As the group of us “Castle Dwellers,” as we have come to be known, landed in the United States for the first time in three months, we all cheered. The flight attendant was kind enough to announce that it was one of my friend’s 21st birthday and we all sang the Birthday Song in Dutch amidst an airplane full of other people who thought we were crazy. As I walked off the plane another flight attendant looked at me and said, “Welcome home.” Being the sap that I am, of course I got a little teary-eyed.

Ninety days ago if you had told me I would have gotten through this whole experience I probably would have laughed. When I first moved into my room at Kasteel Well, I was terrified to say the least. Ten countries and 18 flights later, I can now say that I did it: I survived being an adult for the first time, and it was one of the greatest experiences of my life. I learned so much about myself (probably more than I wanted to know), about the world, and about mankind.

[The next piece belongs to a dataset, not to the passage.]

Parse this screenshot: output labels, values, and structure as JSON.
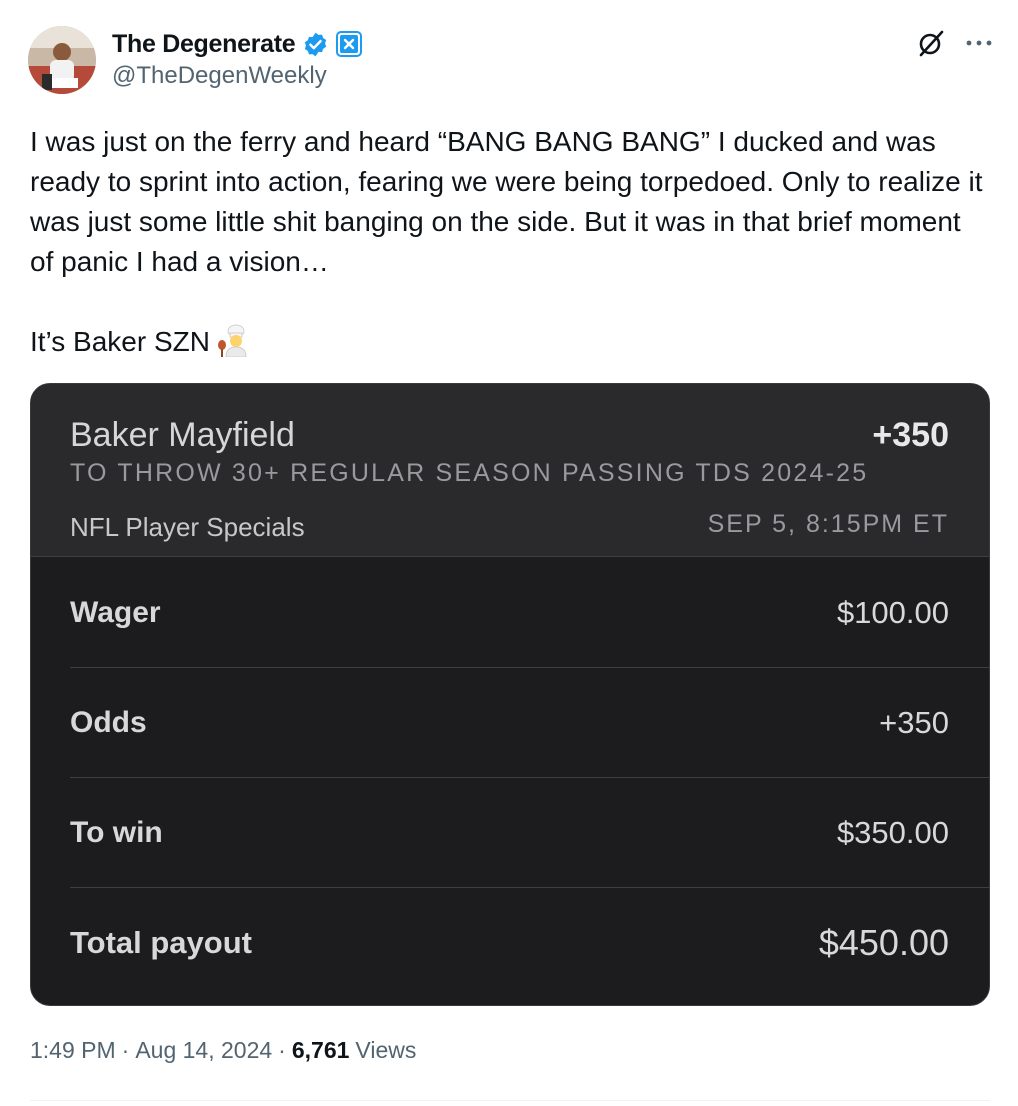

I know I am different, I can feel it. I am still the Amy I was when I left, but I am much more accepting and open-minded now. Everyone in this world is different, with different values, beliefs, ideas, physical features, lifestyles. I used to be afraid of people who were different from me, but then I stopped and said to myself, “I am the outsider here. I am different from them.” It’s ok to be different, because, when it comes down to it, we are all still human beings, and that is what unites the world.

I have such an appreciation for the people around me and what they have taught me. Before I left, someone told me that my parents had equipped me with everything I could possibly need to make it in the world and that I just needed to realize it. I finally have, and because of it, I am confident enough to begin making my mark. If I had one wish, it would be that everyone could have the experience I did: to meet new people, taste new foods, and, more than anything, teach themselves that they can do it. Once you realize that, the world, and all of the different people in it, don’t seem as scary anymore.